Count every line below in which "wood" occurs, then give only the count.

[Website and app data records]

Segment Open

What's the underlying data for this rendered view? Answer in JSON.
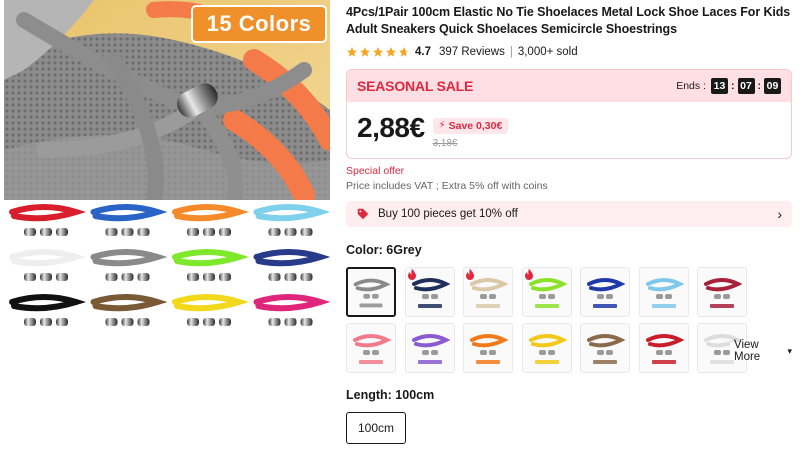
{
  "hero": {
    "badge_text": "15 Colors",
    "lace_colors": [
      "#d81e2c",
      "#2a63c6",
      "#f58a2a",
      "#7fd0ea",
      "#f5f5f5",
      "#8a8a8a",
      "#7ee82a",
      "#283a8a",
      "#111111",
      "#7a5a36",
      "#f2d81a",
      "#e0267a"
    ]
  },
  "product": {
    "title": "4Pcs/1Pair 100cm Elastic No Tie Shoelaces Metal Lock Shoe Laces For Kids Adult Sneakers Quick Shoelaces Semicircle Shoestrings",
    "rating": "4.7",
    "reviews": "397 Reviews",
    "separator": "|",
    "sold": "3,000+ sold"
  },
  "sale": {
    "label": "SEASONAL SALE",
    "ends_label": "Ends :",
    "hours": "13",
    "minutes": "07",
    "seconds": "09",
    "price": "2,88€",
    "save_text": "Save 0,30€",
    "old_price": "3,18€"
  },
  "special_offer": "Special offer",
  "vat_note": "Price includes VAT ; Extra 5% off with coins",
  "bulk": {
    "text": "Buy 100 pieces get 10% off"
  },
  "color": {
    "label": "Color: 6Grey",
    "swatches": [
      {
        "color": "#8a8a8a",
        "selected": true,
        "hot": false
      },
      {
        "color": "#1f2f5a",
        "selected": false,
        "hot": true
      },
      {
        "color": "#d9c9a8",
        "selected": false,
        "hot": true
      },
      {
        "color": "#8be22a",
        "selected": false,
        "hot": true
      },
      {
        "color": "#1f3aa8",
        "selected": false,
        "hot": false
      },
      {
        "color": "#7fc8ea",
        "selected": false,
        "hot": false
      },
      {
        "color": "#a8203a",
        "selected": false,
        "hot": false
      },
      {
        "color": "#f27a8a",
        "selected": false,
        "hot": false
      },
      {
        "color": "#8a5ad0",
        "selected": false,
        "hot": false
      },
      {
        "color": "#f07a1a",
        "selected": false,
        "hot": false
      },
      {
        "color": "#f2c81a",
        "selected": false,
        "hot": false
      },
      {
        "color": "#8a6a4a",
        "selected": false,
        "hot": false
      },
      {
        "color": "#c81e2a",
        "selected": false,
        "hot": false
      },
      {
        "color": "#f2f2f2",
        "selected": false,
        "hot": false
      }
    ],
    "view_more": "View More"
  },
  "length": {
    "label": "Length: 100cm",
    "option": "100cm"
  },
  "colors": {
    "accent": "#e0283e",
    "sale_bg": "#ffdfe3",
    "star": "#f5a623"
  }
}
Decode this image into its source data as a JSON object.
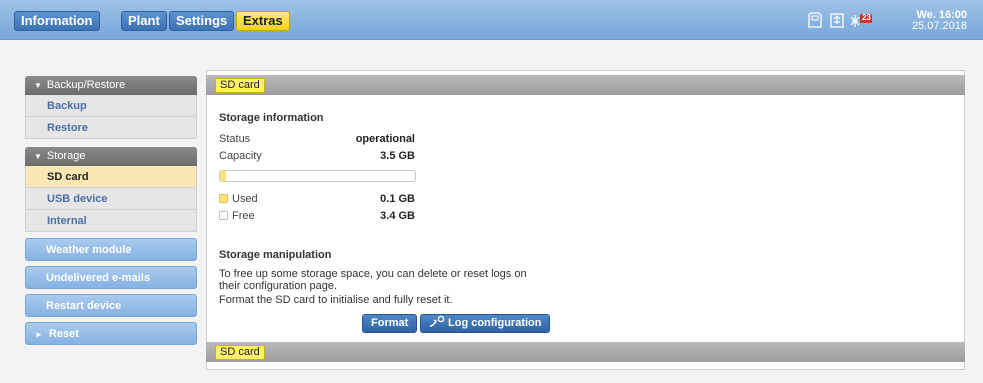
{
  "nav": {
    "tabs": [
      {
        "label": "Information"
      },
      {
        "label": "Plant"
      },
      {
        "label": "Settings"
      },
      {
        "label": "Extras"
      }
    ],
    "icons": [
      "sd-card-icon",
      "usb-device-icon",
      "notification-icon"
    ],
    "notification_count": "23",
    "clock": {
      "time": "We. 16:00",
      "date": "25.07.2018"
    }
  },
  "sidebar": {
    "backup_group": {
      "title": "Backup/Restore",
      "items": [
        {
          "label": "Backup"
        },
        {
          "label": "Restore"
        }
      ]
    },
    "storage_group": {
      "title": "Storage",
      "items": [
        {
          "label": "SD card"
        },
        {
          "label": "USB device"
        },
        {
          "label": "Internal"
        }
      ]
    },
    "buttons": [
      {
        "label": "Weather module"
      },
      {
        "label": "Undelivered e-mails"
      },
      {
        "label": "Restart device"
      },
      {
        "label": "Reset"
      }
    ]
  },
  "panel": {
    "crumb": "SD card",
    "storage_info_title": "Storage information",
    "status_label": "Status",
    "status_value": "operational",
    "capacity_label": "Capacity",
    "capacity_value": "3.5 GB",
    "used_fraction": 0.03,
    "used_label": "Used",
    "used_value": "0.1 GB",
    "free_label": "Free",
    "free_value": "3.4 GB",
    "manipulation_title": "Storage manipulation",
    "manipulation_text": "To free up some storage space, you can delete or reset logs on their configuration page.",
    "format_text": "Format the SD card to initialise and fully reset it.",
    "format_button": "Format",
    "log_config_button": "Log configuration",
    "footer_crumb": "SD card"
  },
  "colors": {
    "accent_yellow": "#ffe37a",
    "brand_blue": "#3d72b4"
  }
}
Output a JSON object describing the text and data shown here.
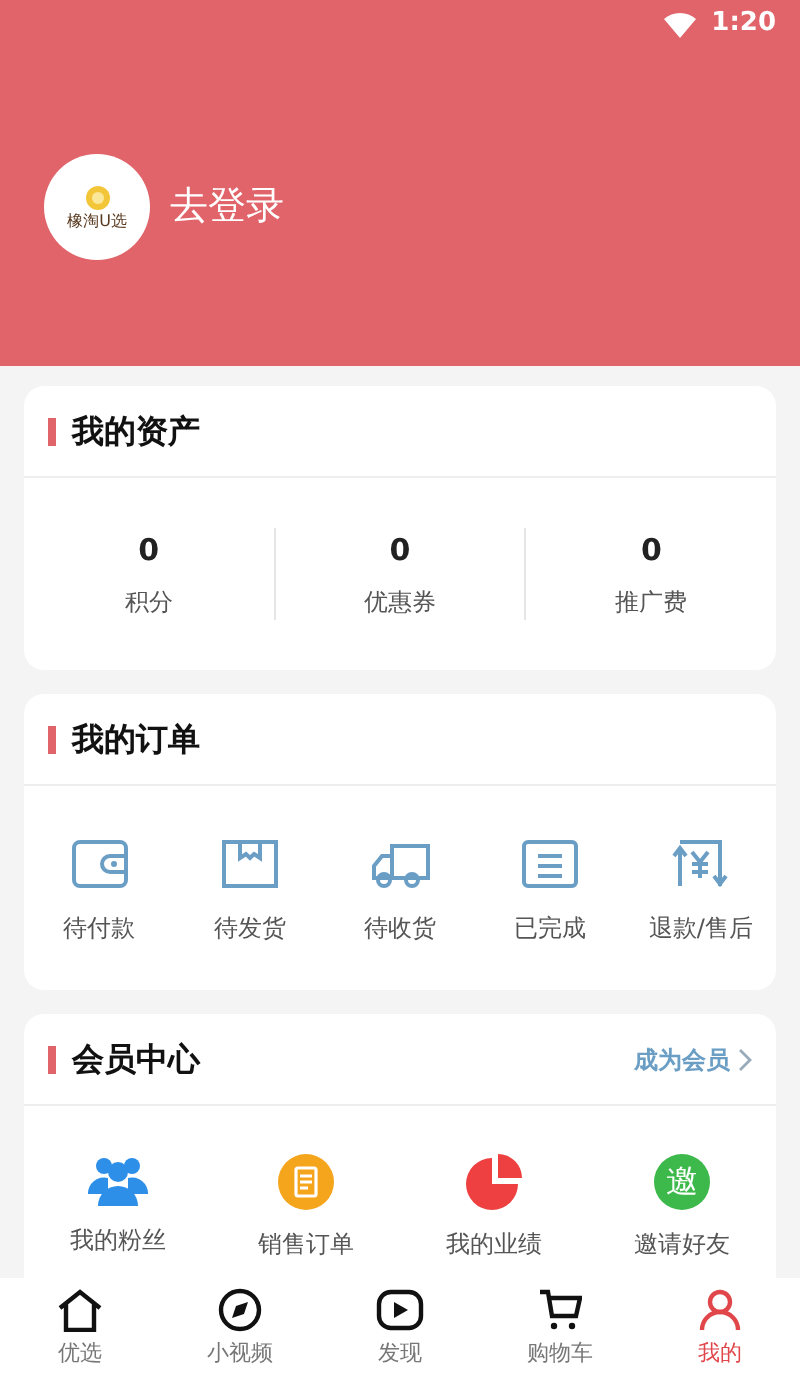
{
  "status_bar": {
    "time": "1:20"
  },
  "profile": {
    "logo_text": "橡淘U选",
    "login": "去登录"
  },
  "assets": {
    "title": "我的资产",
    "items": [
      {
        "value": "0",
        "label": "积分"
      },
      {
        "value": "0",
        "label": "优惠券"
      },
      {
        "value": "0",
        "label": "推广费"
      }
    ]
  },
  "orders": {
    "title": "我的订单",
    "items": [
      {
        "kind": "wallet",
        "label": "待付款"
      },
      {
        "kind": "box",
        "label": "待发货"
      },
      {
        "kind": "truck",
        "label": "待收货"
      },
      {
        "kind": "list",
        "label": "已完成"
      },
      {
        "kind": "refund",
        "label": "退款/售后"
      }
    ]
  },
  "member": {
    "title": "会员中心",
    "link": "成为会员",
    "items": [
      {
        "kind": "fans",
        "label": "我的粉丝",
        "color": "#2d8fe8"
      },
      {
        "kind": "sales",
        "label": "销售订单",
        "color": "#f4a51c"
      },
      {
        "kind": "chart",
        "label": "我的业绩",
        "color": "#ee4040"
      },
      {
        "kind": "invite",
        "glyph": "邀",
        "label": "邀请好友",
        "color": "#3cb94a"
      }
    ]
  },
  "tab_bar": [
    {
      "kind": "home",
      "label": "优选",
      "selected": false
    },
    {
      "kind": "compass",
      "label": "小视频",
      "selected": false
    },
    {
      "kind": "play",
      "label": "发现",
      "selected": false
    },
    {
      "kind": "cart",
      "label": "购物车",
      "selected": false
    },
    {
      "kind": "user",
      "label": "我的",
      "selected": true
    }
  ]
}
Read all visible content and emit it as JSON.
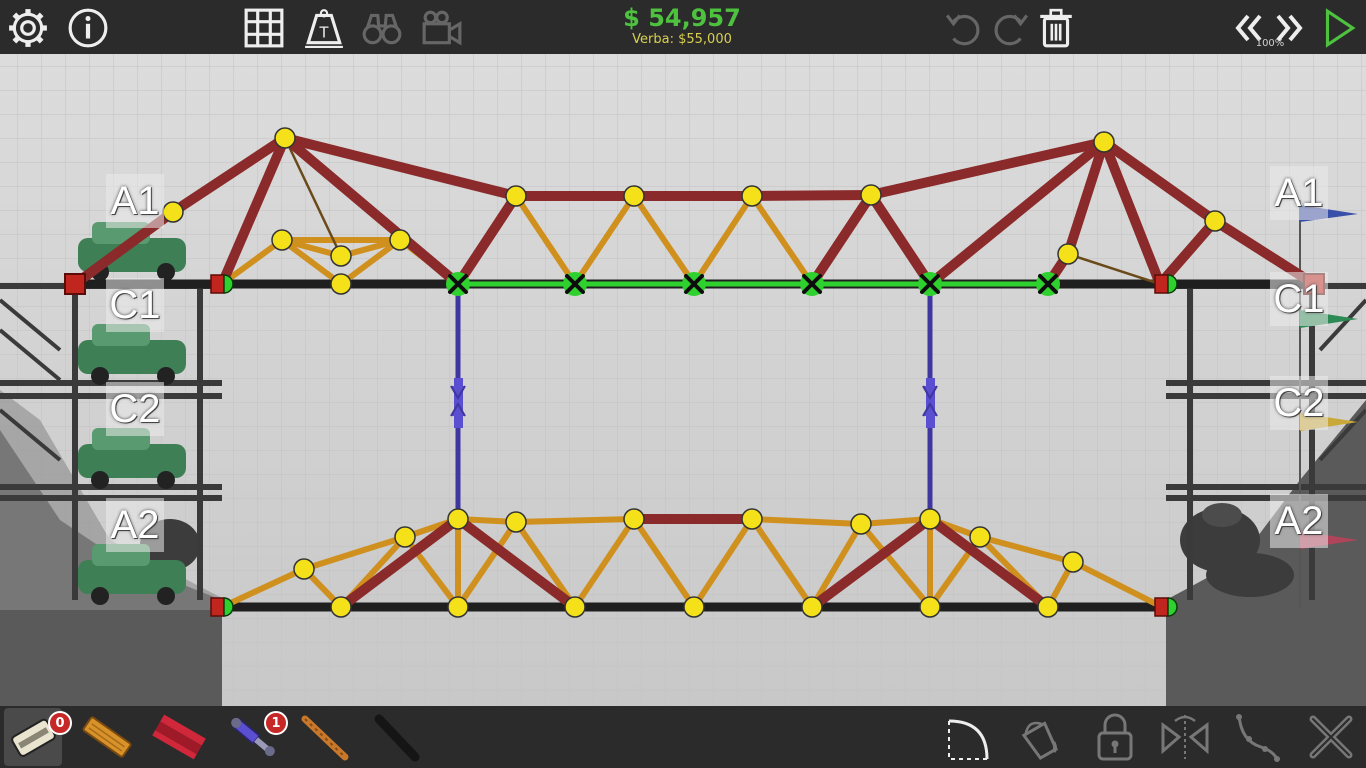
{
  "toolbar": {
    "settings_icon": "gear-icon",
    "info_icon": "info-icon",
    "grid_icon": "grid-icon",
    "weight_icon": "weight-icon",
    "weight_icon_letter": "T",
    "binoculars_icon": "binoculars-icon",
    "camera_icon": "video-camera-icon",
    "undo_icon": "undo-icon",
    "redo_icon": "redo-icon",
    "trash_icon": "trash-icon",
    "rewind_icon": "rewind-icon",
    "fast_forward_icon": "fast-forward-icon",
    "play_icon": "play-icon"
  },
  "budget": {
    "value": "$ 54,957",
    "limit": "Verba: $55,000"
  },
  "simulation": {
    "speed": "100%"
  },
  "lanes": {
    "left": [
      "A1",
      "C1",
      "C2",
      "A2"
    ],
    "right": [
      "A1",
      "C1",
      "C2",
      "A2"
    ]
  },
  "flag_colors": {
    "A1": "#3a4fa8",
    "C1": "#2e8a55",
    "C2": "#c9a83a",
    "A2": "#b0445a"
  },
  "materials": {
    "road": {
      "icon": "road-material-icon",
      "count": "0"
    },
    "wood": {
      "icon": "wood-material-icon"
    },
    "steel": {
      "icon": "steel-material-icon"
    },
    "hydraulic": {
      "icon": "hydraulic-material-icon",
      "count": "1"
    },
    "rope": {
      "icon": "rope-material-icon"
    },
    "cable": {
      "icon": "cable-material-icon"
    }
  },
  "tools": {
    "arc": "arc-tool-icon",
    "paint": "paint-bucket-icon",
    "lock": "lock-icon",
    "mirror": "mirror-icon",
    "spline": "spline-icon",
    "close": "close-icon"
  },
  "colors": {
    "steel": "#8b2a2a",
    "wood": "#d0901e",
    "hydraulic": "#3f36a0",
    "joint": "#f5e11a",
    "selected": "#2fd12f",
    "road": "#1f1f1f",
    "anchor": "#c0261e",
    "budget": "#4ec23f"
  }
}
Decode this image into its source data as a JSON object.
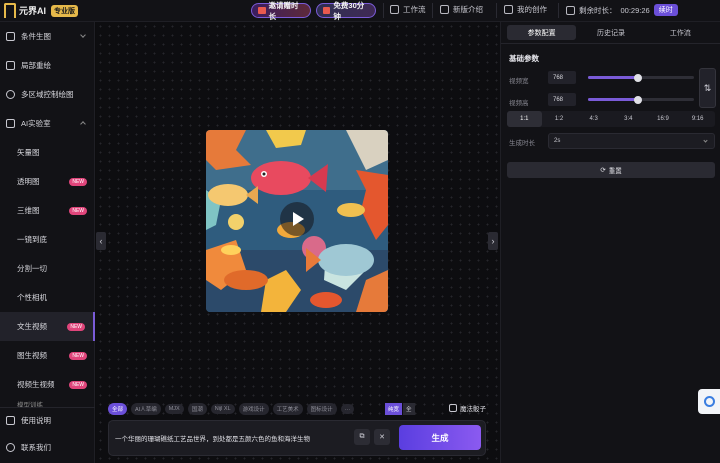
{
  "app": {
    "logo_text": "元界AI",
    "edition_badge": "专业版",
    "promo_invite": "邀请赠时长",
    "promo_free": "免费30分钟"
  },
  "topnav": {
    "workflow": "工作流",
    "new_intro": "新版介绍",
    "my_creations": "我的创作",
    "remaining_label": "剩余时长：",
    "remaining_time": "00:29:26",
    "renew_label": "续时"
  },
  "sidebar": {
    "items": [
      {
        "label": "条件生图",
        "icon": "grid-icon"
      },
      {
        "label": "局部重绘",
        "icon": "layers-icon"
      },
      {
        "label": "多区域控制绘图",
        "icon": "target-icon"
      },
      {
        "label": "AI实验室",
        "icon": "flask-icon"
      }
    ],
    "sub_items": [
      {
        "label": "矢量图",
        "new": false
      },
      {
        "label": "透明图",
        "new": true
      },
      {
        "label": "三维图",
        "new": true
      },
      {
        "label": "一镜到底",
        "new": false
      },
      {
        "label": "分割一切",
        "new": false
      },
      {
        "label": "个性相机",
        "new": false
      },
      {
        "label": "文生视频",
        "new": true
      },
      {
        "label": "图生视频",
        "new": true
      },
      {
        "label": "视频生视频",
        "new": true
      },
      {
        "label": "模型训练",
        "new": false
      }
    ],
    "new_badge": "NEW",
    "bottom": [
      {
        "label": "使用说明",
        "icon": "book-icon"
      },
      {
        "label": "联系我们",
        "icon": "chat-icon"
      }
    ]
  },
  "canvas": {
    "prev_arrow": "‹",
    "next_arrow": "›"
  },
  "prompt": {
    "tags": [
      "全部",
      "AI人草编",
      "MJX",
      "国潮",
      "Nijl XL",
      "游戏设计",
      "工艺美术",
      "图标设计",
      "…"
    ],
    "mode_toggle": [
      "纯宽",
      "全"
    ],
    "magic_label": "魔法骰子",
    "value": "一个华丽的珊瑚礁纸工艺品世界，到处都是五颜六色的鱼和海洋生物",
    "copy_icon": "⧉",
    "clear_icon": "✕",
    "generate_label": "生成"
  },
  "right_panel": {
    "tabs": [
      "参数配置",
      "历史记录",
      "工作流"
    ],
    "section_title": "基础参数",
    "width_label": "视频宽",
    "width_value": "768",
    "width_fraction": 0.47,
    "height_label": "视频高",
    "height_value": "768",
    "height_fraction": 0.47,
    "swap_icon": "⇅",
    "ratios": [
      "1:1",
      "1:2",
      "4:3",
      "3:4",
      "16:9",
      "9:16"
    ],
    "duration_label": "生成时长",
    "duration_value": "2s",
    "reset_label": "重置",
    "reset_icon": "⟳"
  },
  "colors": {
    "accent": "#7a5bd8",
    "generate_start": "#5a3ee0",
    "generate_end": "#8b5af0",
    "new_badge": "#e0457b",
    "brand_gold": "#e6b94a"
  }
}
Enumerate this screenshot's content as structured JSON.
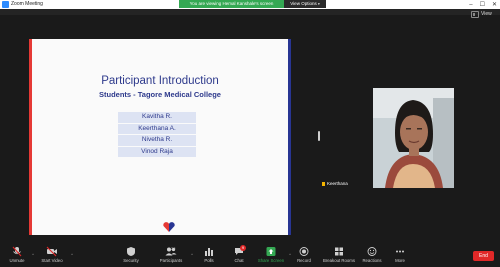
{
  "window": {
    "title": "Zoom Meeting"
  },
  "banner": {
    "text": "You are viewing Hemal Kanshale's screen",
    "view_options": "View Options"
  },
  "top_right": {
    "label": "View"
  },
  "slide": {
    "title": "Participant Introduction",
    "subtitle": "Students - Tagore Medical College",
    "names": [
      "Kavitha R.",
      "Keerthana A.",
      "Nivetha R.",
      "Vinod Raja"
    ]
  },
  "participant": {
    "name": "Keerthana"
  },
  "toolbar": {
    "unmute": "Unmute",
    "start_video": "Start Video",
    "security": "Security",
    "participants": "Participants",
    "participants_count": "22",
    "polls": "Polls",
    "chat": "Chat",
    "chat_badge": "9",
    "share_screen": "Share Screen",
    "record": "Record",
    "breakout_rooms": "Breakout Rooms",
    "reactions": "Reactions",
    "more": "More",
    "end": "End"
  },
  "colors": {
    "accent": "#2d8cff",
    "banner_green": "#34a853",
    "end_red": "#e02828",
    "slide_title_blue": "#2e3a8c"
  }
}
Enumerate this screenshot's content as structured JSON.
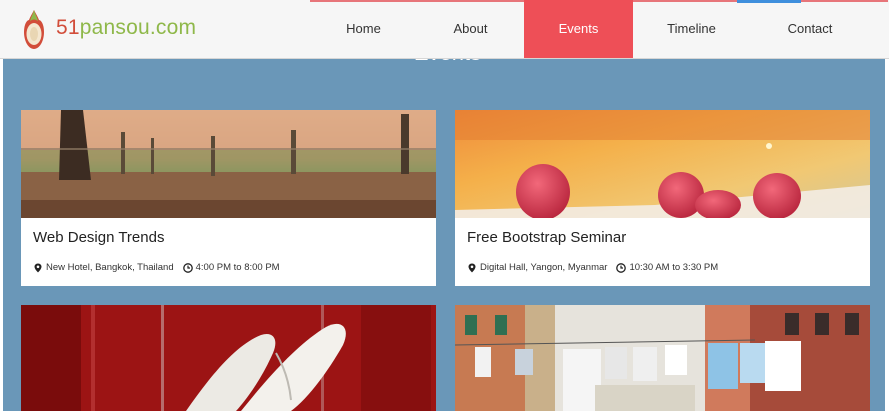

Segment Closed

WRITTEN REPLY
3